▸ **ABOUT THIS EXERCISE**
Lines with the word "Direct" in them are the ones to copy from the records.

App and web page records
◆ ◆ ◆ ◆ ◆

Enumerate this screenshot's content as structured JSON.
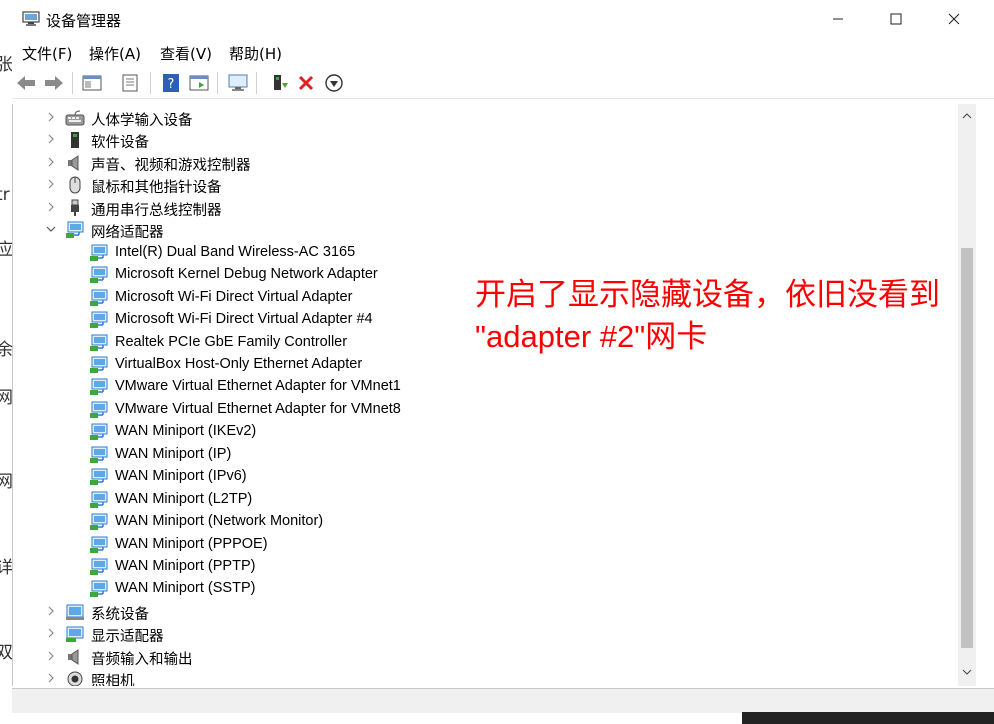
{
  "window": {
    "title": "设备管理器"
  },
  "window_controls": {
    "minimize": "—",
    "maximize": "☐",
    "close": "✕"
  },
  "menu": [
    "文件(F)",
    "操作(A)",
    "查看(V)",
    "帮助(H)"
  ],
  "toolbar": [
    "back-icon",
    "forward-icon",
    "properties-view-icon",
    "show-hide-icon",
    "help-icon",
    "action-pane-icon",
    "monitor-icon",
    "update-driver-icon",
    "uninstall-icon",
    "download-icon"
  ],
  "tree": [
    {
      "label": "人体学输入设备",
      "icon": "hid-icon",
      "level": 0,
      "expanded": false
    },
    {
      "label": "软件设备",
      "icon": "software-device-icon",
      "level": 0,
      "expanded": false
    },
    {
      "label": "声音、视频和游戏控制器",
      "icon": "speaker-icon",
      "level": 0,
      "expanded": false
    },
    {
      "label": "鼠标和其他指针设备",
      "icon": "mouse-icon",
      "level": 0,
      "expanded": false
    },
    {
      "label": "通用串行总线控制器",
      "icon": "usb-icon",
      "level": 0,
      "expanded": false
    },
    {
      "label": "网络适配器",
      "icon": "network-icon",
      "level": 0,
      "expanded": true
    },
    {
      "label": "Intel(R) Dual Band Wireless-AC 3165",
      "icon": "network-icon",
      "level": 1
    },
    {
      "label": "Microsoft Kernel Debug Network Adapter",
      "icon": "network-icon",
      "level": 1
    },
    {
      "label": "Microsoft Wi-Fi Direct Virtual Adapter",
      "icon": "network-icon",
      "level": 1
    },
    {
      "label": "Microsoft Wi-Fi Direct Virtual Adapter #4",
      "icon": "network-icon",
      "level": 1
    },
    {
      "label": "Realtek PCIe GbE Family Controller",
      "icon": "network-icon",
      "level": 1
    },
    {
      "label": "VirtualBox Host-Only Ethernet Adapter",
      "icon": "network-icon",
      "level": 1
    },
    {
      "label": "VMware Virtual Ethernet Adapter for VMnet1",
      "icon": "network-icon",
      "level": 1
    },
    {
      "label": "VMware Virtual Ethernet Adapter for VMnet8",
      "icon": "network-icon",
      "level": 1
    },
    {
      "label": "WAN Miniport (IKEv2)",
      "icon": "network-icon",
      "level": 1
    },
    {
      "label": "WAN Miniport (IP)",
      "icon": "network-icon",
      "level": 1
    },
    {
      "label": "WAN Miniport (IPv6)",
      "icon": "network-icon",
      "level": 1
    },
    {
      "label": "WAN Miniport (L2TP)",
      "icon": "network-icon",
      "level": 1
    },
    {
      "label": "WAN Miniport (Network Monitor)",
      "icon": "network-icon",
      "level": 1
    },
    {
      "label": "WAN Miniport (PPPOE)",
      "icon": "network-icon",
      "level": 1
    },
    {
      "label": "WAN Miniport (PPTP)",
      "icon": "network-icon",
      "level": 1
    },
    {
      "label": "WAN Miniport (SSTP)",
      "icon": "network-icon",
      "level": 1
    },
    {
      "label": "系统设备",
      "icon": "system-device-icon",
      "level": 0,
      "expanded": false
    },
    {
      "label": "显示适配器",
      "icon": "display-adapter-icon",
      "level": 0,
      "expanded": false
    },
    {
      "label": "音频输入和输出",
      "icon": "speaker-icon",
      "level": 0,
      "expanded": false
    },
    {
      "label": "照相机",
      "icon": "camera-icon",
      "level": 0,
      "expanded": false
    }
  ],
  "annotation": {
    "line1": "开启了显示隐藏设备，依旧没看到",
    "line2": "\"adapter #2\"网卡"
  },
  "background_peek": [
    "张",
    "tr",
    "应",
    "余",
    "网",
    "网",
    "详",
    "双"
  ],
  "colors": {
    "annotation": "#ff0000",
    "icon_blue": "#2e7bcf",
    "icon_green": "#3aa935"
  }
}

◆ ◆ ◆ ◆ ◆

▸ **SOLUTION TO THIS EXERCISE**
      "label": "Microsoft Wi-Fi Direct Virtual Adapter",
      "label": "Microsoft Wi-Fi Direct Virtual Adapter #4",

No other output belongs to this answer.